[Collected data entries]
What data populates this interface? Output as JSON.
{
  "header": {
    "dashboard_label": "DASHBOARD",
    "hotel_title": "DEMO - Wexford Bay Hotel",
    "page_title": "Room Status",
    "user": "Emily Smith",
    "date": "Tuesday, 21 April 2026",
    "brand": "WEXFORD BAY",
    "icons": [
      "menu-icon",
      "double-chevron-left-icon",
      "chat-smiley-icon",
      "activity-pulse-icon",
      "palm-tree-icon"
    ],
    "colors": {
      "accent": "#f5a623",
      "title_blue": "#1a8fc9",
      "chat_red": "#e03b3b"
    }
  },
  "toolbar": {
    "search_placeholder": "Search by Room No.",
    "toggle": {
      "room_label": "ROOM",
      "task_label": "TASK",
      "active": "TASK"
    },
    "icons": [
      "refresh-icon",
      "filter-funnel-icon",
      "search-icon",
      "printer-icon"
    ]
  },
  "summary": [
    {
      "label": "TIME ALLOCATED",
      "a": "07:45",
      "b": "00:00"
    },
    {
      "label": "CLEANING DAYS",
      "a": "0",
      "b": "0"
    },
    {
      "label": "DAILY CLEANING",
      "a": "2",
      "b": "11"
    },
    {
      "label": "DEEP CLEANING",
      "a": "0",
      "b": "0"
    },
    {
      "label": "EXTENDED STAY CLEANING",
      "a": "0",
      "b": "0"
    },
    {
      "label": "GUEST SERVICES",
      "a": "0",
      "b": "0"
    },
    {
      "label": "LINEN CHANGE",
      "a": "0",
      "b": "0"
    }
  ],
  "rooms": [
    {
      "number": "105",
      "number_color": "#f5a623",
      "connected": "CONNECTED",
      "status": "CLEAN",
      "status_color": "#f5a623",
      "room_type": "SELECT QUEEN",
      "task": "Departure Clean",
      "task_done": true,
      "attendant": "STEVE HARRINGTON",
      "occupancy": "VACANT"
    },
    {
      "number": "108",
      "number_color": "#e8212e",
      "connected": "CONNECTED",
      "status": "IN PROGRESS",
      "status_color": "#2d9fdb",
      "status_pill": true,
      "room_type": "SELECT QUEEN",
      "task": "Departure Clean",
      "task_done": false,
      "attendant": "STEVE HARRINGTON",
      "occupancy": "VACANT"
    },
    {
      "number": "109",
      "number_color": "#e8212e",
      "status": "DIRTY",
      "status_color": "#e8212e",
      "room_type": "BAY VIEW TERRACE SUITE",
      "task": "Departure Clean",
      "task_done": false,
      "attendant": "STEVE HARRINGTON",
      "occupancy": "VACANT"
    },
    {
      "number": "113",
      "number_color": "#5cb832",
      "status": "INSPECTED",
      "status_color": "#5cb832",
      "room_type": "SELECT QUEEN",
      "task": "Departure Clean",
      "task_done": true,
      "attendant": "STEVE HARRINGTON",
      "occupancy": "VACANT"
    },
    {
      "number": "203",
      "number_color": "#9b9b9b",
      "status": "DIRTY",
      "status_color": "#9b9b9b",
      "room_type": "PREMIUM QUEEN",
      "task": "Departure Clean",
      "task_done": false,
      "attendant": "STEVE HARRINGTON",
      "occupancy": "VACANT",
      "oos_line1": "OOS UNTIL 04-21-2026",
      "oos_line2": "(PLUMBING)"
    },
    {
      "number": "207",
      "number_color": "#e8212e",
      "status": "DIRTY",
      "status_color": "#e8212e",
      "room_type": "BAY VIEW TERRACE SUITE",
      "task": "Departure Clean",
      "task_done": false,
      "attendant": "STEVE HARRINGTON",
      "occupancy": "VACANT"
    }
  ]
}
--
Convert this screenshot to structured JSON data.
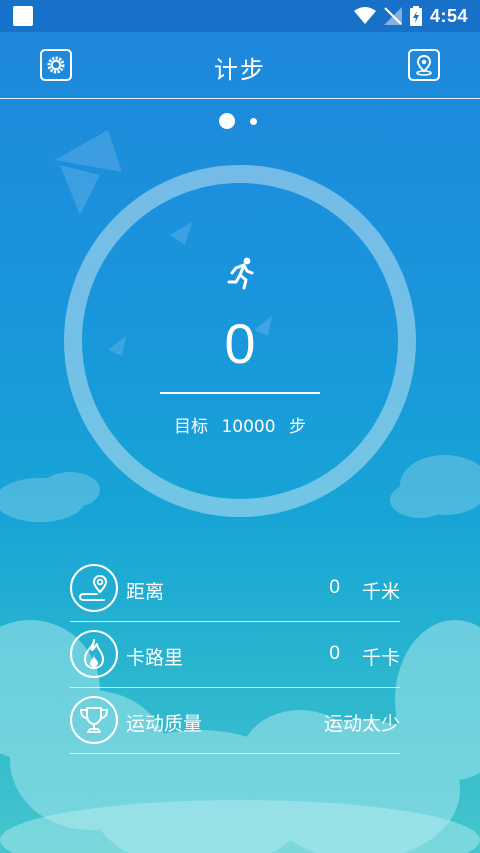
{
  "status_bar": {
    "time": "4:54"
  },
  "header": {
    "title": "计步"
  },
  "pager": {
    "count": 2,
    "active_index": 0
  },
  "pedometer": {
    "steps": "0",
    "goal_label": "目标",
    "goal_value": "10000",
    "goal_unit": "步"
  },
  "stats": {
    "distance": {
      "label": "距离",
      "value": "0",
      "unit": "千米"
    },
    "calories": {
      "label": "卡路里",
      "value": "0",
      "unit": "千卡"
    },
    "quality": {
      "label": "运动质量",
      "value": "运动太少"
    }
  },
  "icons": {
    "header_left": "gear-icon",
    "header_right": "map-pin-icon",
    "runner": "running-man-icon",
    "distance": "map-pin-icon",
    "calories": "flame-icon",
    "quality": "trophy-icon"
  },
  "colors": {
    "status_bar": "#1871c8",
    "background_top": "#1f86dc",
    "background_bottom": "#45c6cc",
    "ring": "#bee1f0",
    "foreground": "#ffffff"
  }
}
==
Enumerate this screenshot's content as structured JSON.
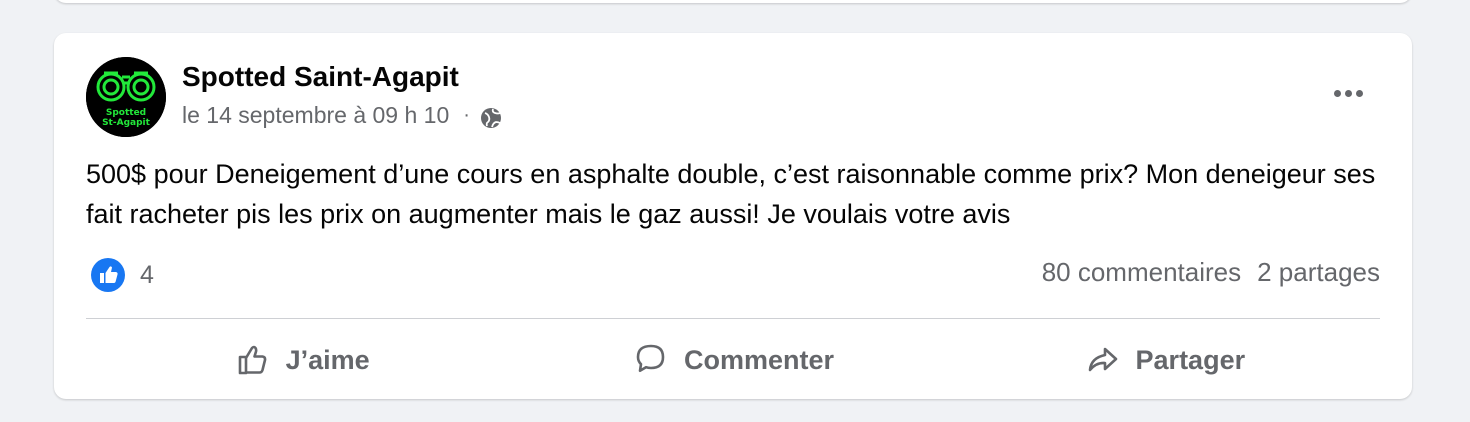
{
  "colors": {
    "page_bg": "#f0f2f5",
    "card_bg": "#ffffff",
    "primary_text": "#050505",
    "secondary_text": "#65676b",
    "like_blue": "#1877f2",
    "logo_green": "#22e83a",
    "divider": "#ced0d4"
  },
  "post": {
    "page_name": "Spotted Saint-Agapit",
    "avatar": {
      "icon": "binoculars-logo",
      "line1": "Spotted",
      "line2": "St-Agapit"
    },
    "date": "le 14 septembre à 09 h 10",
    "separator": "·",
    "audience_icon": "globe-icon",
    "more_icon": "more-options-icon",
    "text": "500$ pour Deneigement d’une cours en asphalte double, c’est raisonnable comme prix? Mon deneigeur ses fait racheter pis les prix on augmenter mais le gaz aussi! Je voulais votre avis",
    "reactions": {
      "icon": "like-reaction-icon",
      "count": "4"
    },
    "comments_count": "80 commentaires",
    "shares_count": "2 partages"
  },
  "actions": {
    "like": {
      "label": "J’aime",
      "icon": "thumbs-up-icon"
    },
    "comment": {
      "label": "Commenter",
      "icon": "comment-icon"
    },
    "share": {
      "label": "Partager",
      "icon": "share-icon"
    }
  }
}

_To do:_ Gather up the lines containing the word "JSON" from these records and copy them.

_Solved problem:_
What data populates this interface? Output as JSON.
Convert this screenshot to structured JSON data.
Enumerate this screenshot's content as structured JSON.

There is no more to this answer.